Detention is mandatory in expedited removal proceedings, “Any alien subject to the procedures under this clause shall be detained pending a final determination of credible fear of persecution and, if found not to have such a fear, until removed.”

The Board of Immigration Appeals held that the mandatory detention period ends when a credible fear has been established, but Attorney General Jeff Sessions recently directed that decision to himself for a determination of whether it should be overruled.

DHS, however, has the discretion to parole an alien in expedited removal proceedings for “urgent humanitarian reasons” or “significant public benefit.”

Detaining families.

The Settlement Agreement only permits the detention of alien minors for 20 or so days. If continued detention is necessary, they must be placed in non-secure, state-licensed child-care facilities.

According to the Congressional Research Service, there aren't any licensed state facilities that can house alien minors with their parents.

If Trump transfers alien minors to child-care facilities without their parents, he will be separating children from their parents, and critics of his administration believe that family separation is an unpardonable atrocity. Articles show children crying themselves to sleep because they don’t know where their parents are.

DHS provides an alternative to detention, the Intensive Supervision Appearance Program, but congress would have to amend the mandatory detention provision to make the program available to entire families in expedited removal proceedings.

This program allows immigrants to work and to live with their families while their deportation proceedings are pending. It uses electronic ankle monitors, telephone checkups with biometric voice recognition software, unannounced home visits, and in-person reporting to supervise participants.

It is run by for-profit companies such as, BI Inc., which provides a full continuum of monitoring technologies and related supervision services.

According to Matthew Labence, from the Office of Enforcement and Removal Operations, alternatives to detention are less effective than detention.

In fiscal 2017, only 2,430 of approximately 75,000 participants in the alternative program were removed from the country.

Moreover, family units who are released from custody and placed in the alternative program abscond at high rates. In fiscal 2018, through July 31, 2018, the absconder rate for family units in the alternative program was 27.7 percent.

Also, ICE lacks sufficient resources to locate and arrest un-detained families that are subject to a final order of deportation. Consequently, most of the aliens in the alternative program remain in the country.

Trump has proposed a regulation that would make it possible to release entire families in expedited removal proceedings to non-secure Family Residential Centers which would provide the care required by the Settlement Agreement.

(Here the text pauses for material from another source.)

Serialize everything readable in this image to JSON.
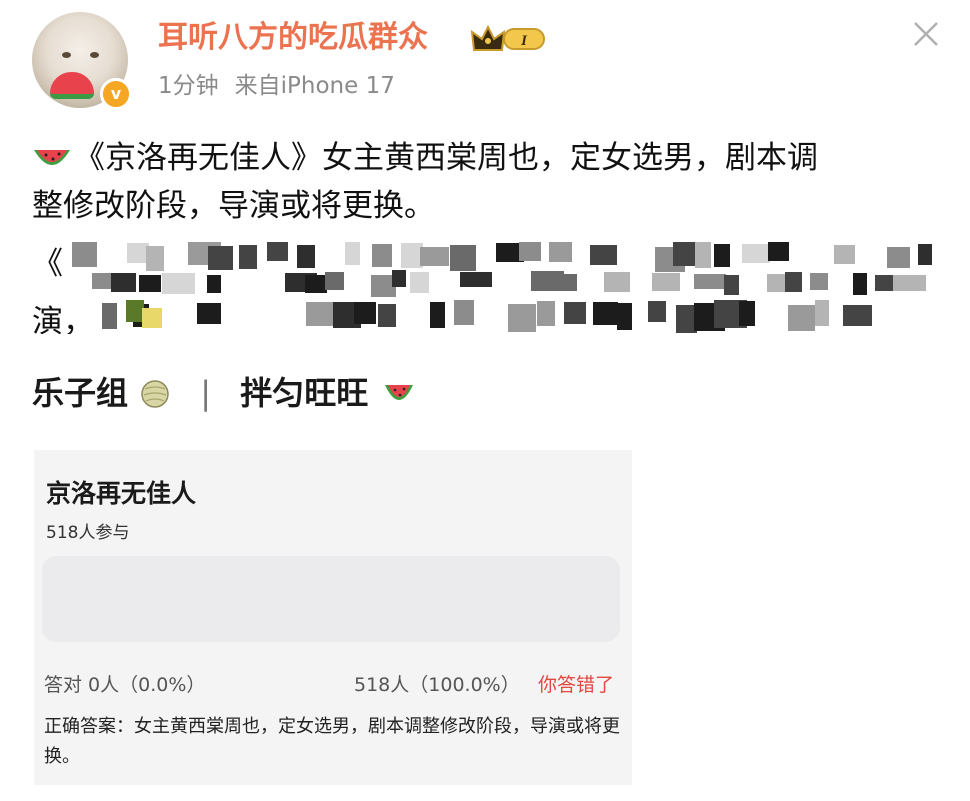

But releasing them to non-secure residential centers probably would violate the mandatory detention provision.

Immigration advocates claim that this dilemma can be avoided by putting the families in regular removal proceedings instead of in expedited removal proceedings, but the immigration court cannot handle the cases it already has.

The 330-judge immigration court had a backlog of 746,049 cases as of the end of July, which was 38 percent larger than when Trump took office. The average wait for a hearing is just shy of two years.

Congress is aware of these problems.

A Senate Committee recently held a hearing on the implications of extending the Settlement Agreement to children who are with a parent. According to Committee Chairman Ron Johnson, (R-WI), “it is well past time for Congress to act.”

The most promising solution may be to amend the mandatory detention provision and provide funding for the development of effective alternatives to detention.

Nolan Rappaport was detailed to the House Judiciary Committee as an executive branch immigration law expert for three years. He subsequently served as an immigration counsel for the Subcommittee on Immigration, Border Security and Claims for four years. Prior to working on the Judiciary Committee, he wrote decisions for the Board of Immigration Appeals for 20 years.